Task item
Every line in the listing is to be echoed verbatim.

Provided records
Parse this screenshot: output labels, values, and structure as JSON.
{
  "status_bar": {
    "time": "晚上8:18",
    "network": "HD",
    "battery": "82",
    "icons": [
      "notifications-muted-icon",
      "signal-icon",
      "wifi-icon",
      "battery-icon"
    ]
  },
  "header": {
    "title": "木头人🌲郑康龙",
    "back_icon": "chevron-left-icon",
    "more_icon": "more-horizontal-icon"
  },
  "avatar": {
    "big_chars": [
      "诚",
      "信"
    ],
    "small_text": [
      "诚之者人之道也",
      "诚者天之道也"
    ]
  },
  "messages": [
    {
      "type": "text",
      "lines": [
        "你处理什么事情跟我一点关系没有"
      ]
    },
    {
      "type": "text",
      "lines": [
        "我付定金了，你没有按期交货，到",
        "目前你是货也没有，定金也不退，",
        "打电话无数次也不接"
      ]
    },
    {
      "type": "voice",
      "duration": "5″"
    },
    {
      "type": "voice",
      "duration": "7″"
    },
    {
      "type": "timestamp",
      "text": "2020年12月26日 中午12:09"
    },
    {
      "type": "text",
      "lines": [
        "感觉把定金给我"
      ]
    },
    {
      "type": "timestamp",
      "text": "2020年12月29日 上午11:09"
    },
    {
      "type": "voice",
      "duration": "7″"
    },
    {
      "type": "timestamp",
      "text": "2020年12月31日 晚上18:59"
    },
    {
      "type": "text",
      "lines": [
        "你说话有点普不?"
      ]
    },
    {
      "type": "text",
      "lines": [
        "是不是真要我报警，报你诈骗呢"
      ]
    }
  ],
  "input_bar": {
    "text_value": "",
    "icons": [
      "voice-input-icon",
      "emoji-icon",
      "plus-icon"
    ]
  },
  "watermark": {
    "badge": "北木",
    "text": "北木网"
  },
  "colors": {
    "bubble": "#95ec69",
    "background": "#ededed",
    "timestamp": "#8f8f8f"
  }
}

Result for this exercise
Parse this screenshot: output labels, values, and structure as JSON.
{
  "status_bar": {
    "time": "晚上8:18",
    "network": "HD",
    "battery": "82",
    "icons": [
      "notifications-muted-icon",
      "signal-icon",
      "wifi-icon",
      "battery-icon"
    ]
  },
  "header": {
    "title": "木头人🌲郑康龙",
    "back_icon": "chevron-left-icon",
    "more_icon": "more-horizontal-icon"
  },
  "avatar": {
    "big_chars": [
      "诚",
      "信"
    ],
    "small_text": [
      "诚之者人之道也",
      "诚者天之道也"
    ]
  },
  "messages": [
    {
      "type": "text",
      "lines": [
        "你处理什么事情跟我一点关系没有"
      ]
    },
    {
      "type": "text",
      "lines": [
        "我付定金了，你没有按期交货，到",
        "目前你是货也没有，定金也不退，",
        "打电话无数次也不接"
      ]
    },
    {
      "type": "voice",
      "duration": "5″"
    },
    {
      "type": "voice",
      "duration": "7″"
    },
    {
      "type": "timestamp",
      "text": "2020年12月26日 中午12:09"
    },
    {
      "type": "text",
      "lines": [
        "感觉把定金给我"
      ]
    },
    {
      "type": "timestamp",
      "text": "2020年12月29日 上午11:09"
    },
    {
      "type": "voice",
      "duration": "7″"
    },
    {
      "type": "timestamp",
      "text": "2020年12月31日 晚上18:59"
    },
    {
      "type": "text",
      "lines": [
        "你说话有点普不?"
      ]
    },
    {
      "type": "text",
      "lines": [
        "是不是真要我报警，报你诈骗呢"
      ]
    }
  ],
  "input_bar": {
    "text_value": "",
    "icons": [
      "voice-input-icon",
      "emoji-icon",
      "plus-icon"
    ]
  },
  "watermark": {
    "badge": "北木",
    "text": "北木网"
  },
  "colors": {
    "bubble": "#95ec69",
    "background": "#ededed",
    "timestamp": "#8f8f8f"
  }
}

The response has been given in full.